She shattered the dish. She didn't mean to. It slipped from her hands, falling in slow motion, cracking against the floor and then bursting into a million pieces of white glass flying in all directions.
She was punched and then locked in the closet for two days.
In the(more) apartment next door, he cracked the dish. He meant to. He held it high over his head, his little brother laughing, before letting it fall to the ground; it fell quickly, and it landed on the carpeting with a dull thud that was followed by a small crack traveling up through the plate.
His father came in at the noise, saw the plate, laughed, and told him to break dishes outside, where the floor was hard and he would get a nice, big shatter.
Just three apartments over, he didn't break the dish. Not that he wanted to. It was tin and filled with food-stamp-bought food, the only type of plates that the second-hand-store sold in the town. It had tipped out of his hands, and he watched the food- not the dish- fall to the floor, splattering against the tile, sticking to the walls.

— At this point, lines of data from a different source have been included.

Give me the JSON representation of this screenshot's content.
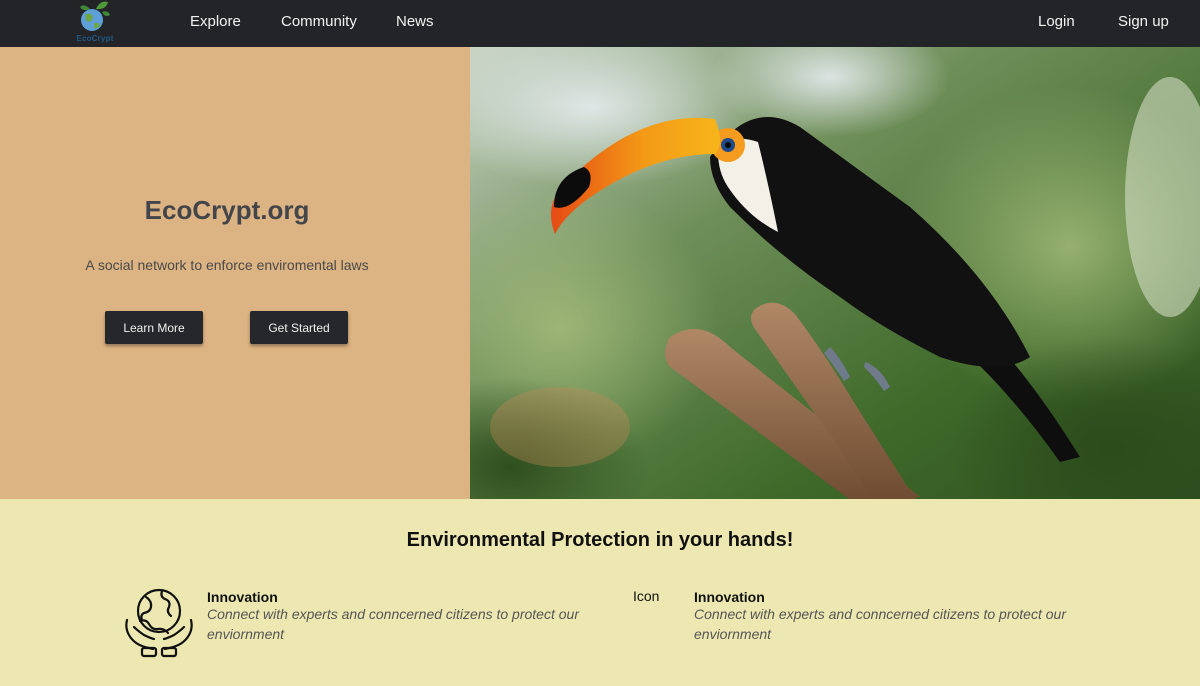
{
  "nav": {
    "logo_text": "EcoCrypt",
    "links": [
      "Explore",
      "Community",
      "News"
    ],
    "login": "Login",
    "signup": "Sign up"
  },
  "hero": {
    "title": "EcoCrypt.org",
    "subtitle": "A social network to enforce enviromental laws",
    "learn_more": "Learn More",
    "get_started": "Get Started",
    "image_icon": "toucan-photo"
  },
  "features": {
    "heading": "Environmental Protection in your hands!",
    "items": [
      {
        "icon": "globe-hands-icon",
        "title": "Innovation",
        "description": "Connect with experts and conncerned citizens to protect our enviornment"
      },
      {
        "icon_text": "Icon",
        "title": "Innovation",
        "description": "Connect with experts and conncerned citizens to protect our enviornment"
      }
    ]
  },
  "colors": {
    "navbar": "#232427",
    "hero_left": "#dcb382",
    "features_bg": "#ede8b1",
    "button": "#26272a"
  }
}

He wasn't able to eat that night.
And one apartment to the left on the floor below, she broke the plate. She meant to. Her mother's priceless crystal plate, the only nice thing in their apartment, and a girl going through a rebellious phase? You can bet that plate was in trouble. She picked it up, the weight of it pulling her down just a little bit, before walking over to the open window and tossing it outside. The plate was annihilated, the beautiful sparkle of shattered crystals flying everywhere giving her a sense of accomplishment.

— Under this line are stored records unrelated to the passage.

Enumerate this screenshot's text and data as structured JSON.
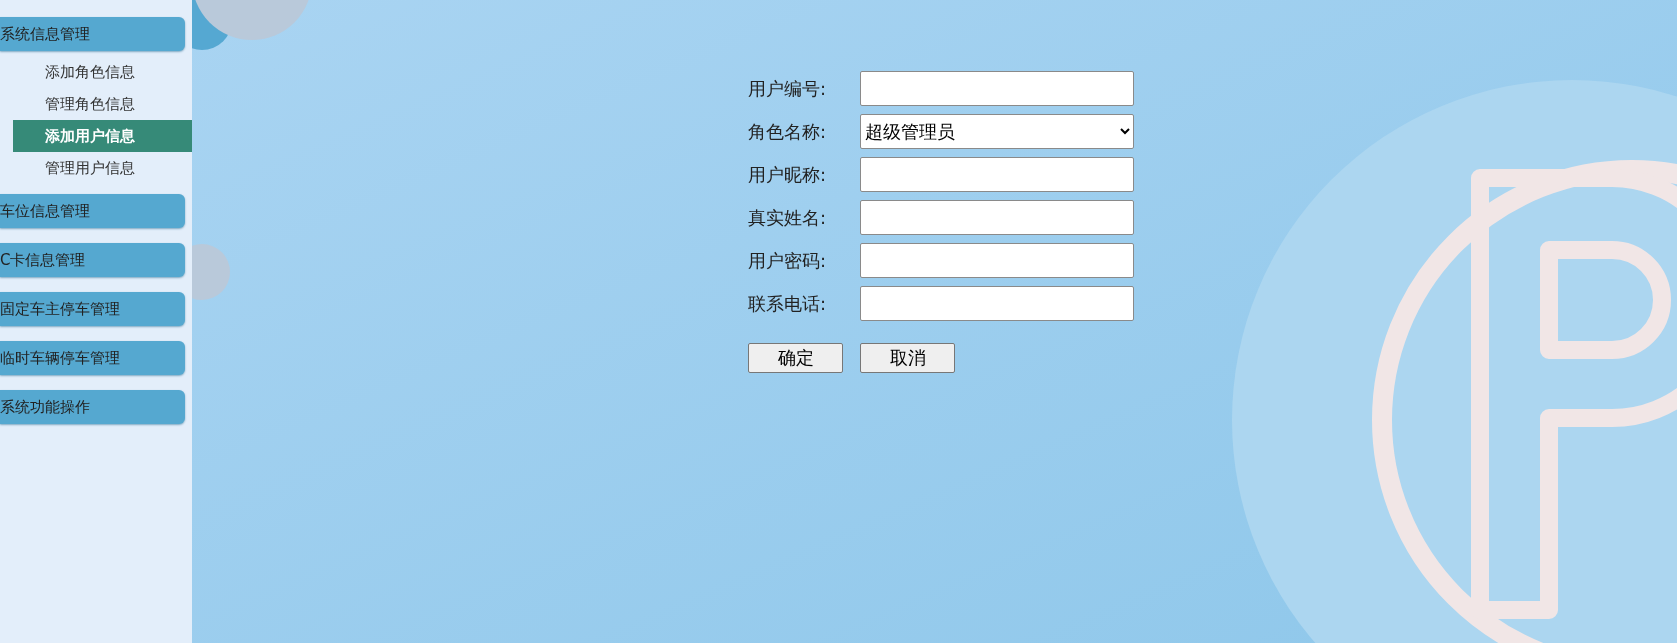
{
  "sidebar": {
    "groups": [
      {
        "title": "系统信息管理",
        "items": [
          {
            "label": "添加角色信息",
            "selected": false
          },
          {
            "label": "管理角色信息",
            "selected": false
          },
          {
            "label": "添加用户信息",
            "selected": true
          },
          {
            "label": "管理用户信息",
            "selected": false
          }
        ]
      },
      {
        "title": "车位信息管理"
      },
      {
        "title": "C卡信息管理"
      },
      {
        "title": "固定车主停车管理"
      },
      {
        "title": "临时车辆停车管理"
      },
      {
        "title": "系统功能操作"
      }
    ]
  },
  "form": {
    "fields": [
      {
        "label": "用户编号:",
        "kind": "text"
      },
      {
        "label": "角色名称:",
        "kind": "select",
        "value": "超级管理员"
      },
      {
        "label": "用户昵称:",
        "kind": "text"
      },
      {
        "label": "真实姓名:",
        "kind": "text"
      },
      {
        "label": "用户密码:",
        "kind": "password"
      },
      {
        "label": "联系电话:",
        "kind": "text"
      }
    ],
    "buttons": [
      "确定",
      "取消"
    ]
  }
}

She wasn't punished, but she was searched for drugs.(less)
He supposes it's not the best of coping mechanisms, but it sure as hell helps him. As long as he's careful and cleans up after himself, it's alright. It's not like a little bit of flying ceramic shrapnel is going t(more)o hurt him, anyway. The satisfying crunch of plate against wall, between heavy boot and floor, under his hands feels like breaking bones. Anthony can count his breaths as his muscles change and shift under his skin, rolling to snap crackle break the plate.
People always ask Anthony why he only uses plastic plates; he doesn't tell them it's because they prevent him from venting his rage over dinner, he lies and says it's because he's clumsy. People don't know that he can be as damn graceful as he wants, built like a ballerina on femme girl days, but has anger issues.

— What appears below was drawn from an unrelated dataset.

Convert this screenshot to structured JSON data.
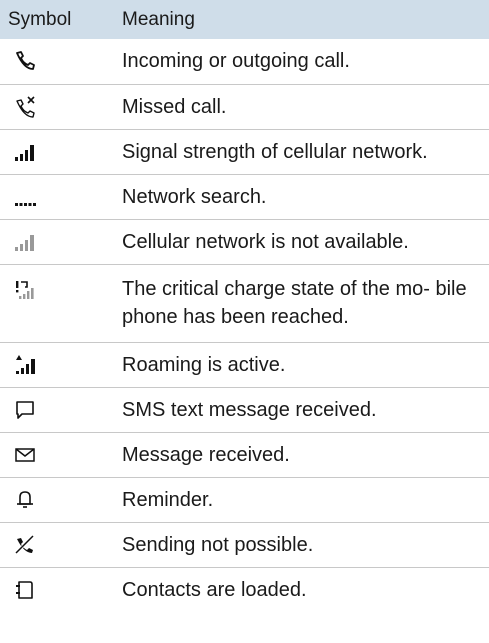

The cracking of ceramic is better than that of bones, the blood welling out of his cuts (the same color as the angry eyes he can't mask) better than blood welling out of someone else's, shattering glass better than shattering bodies.
Anthony takes a perverse pleasure out of snapping plates in half, crushing them under tough knuckles that he can callous over with a bare thought, throwing them against walls and watching them shatter, and it terrifies him, making his eyes fade like fire from red to sick yellow-green when the anger fades and he sees the damage. (less)
It seemed like such a small thing, the shard lying on the ground. Just a bit of off white ceramic, with blue squares alternating around the rim. No big deal. And if it slipped and fell against the side of the sink, if a few pieces broke off and(more) hit the slimy, oily floors of the diner's kitchen, who would care?
Just a small thing.
At least, she would have thought so mere minutes ago, before her head had been grabbed from behind and her face plunged into the dirty dish water she'd been working in. The tall yellow rubber gloves that hadn't helped her to keep hold of the dish had equally not helped her keep hold of the counter, and she flailed ineffectually against her boss's grip.
When at last she lay still, he let her fall to the floor. The water swirled out from her hair to streak across the floor, lending shine to the shattered bit of plate.
Such a little thing...(less)
Garrett stared at the shattered porcelain on the floor. He was dead. He was so, so dead. When Mom found out how the plate had been broken, he'd be grounded for his entire life and he'd never see a video game console or remote ever again.
(more) His 8 year old body started trembling, first his lower lip, then his shoulders, then the world blurred as he desperately tried to stop the tears collecting in his eyes, dripping down his still-chubby cheeks.
Even when Mom wasn't all that mad, and forgave him many times over, he still refused to look at anyone in the house and buried his face in the pillow. It was better to have them stare at him, rather than having to look them in the eye and remember his earlier humiliation.
In the end, the plate was forgotten and tossed out, and nobody thought much of it later. After all, a single broken dish was expendable. (less)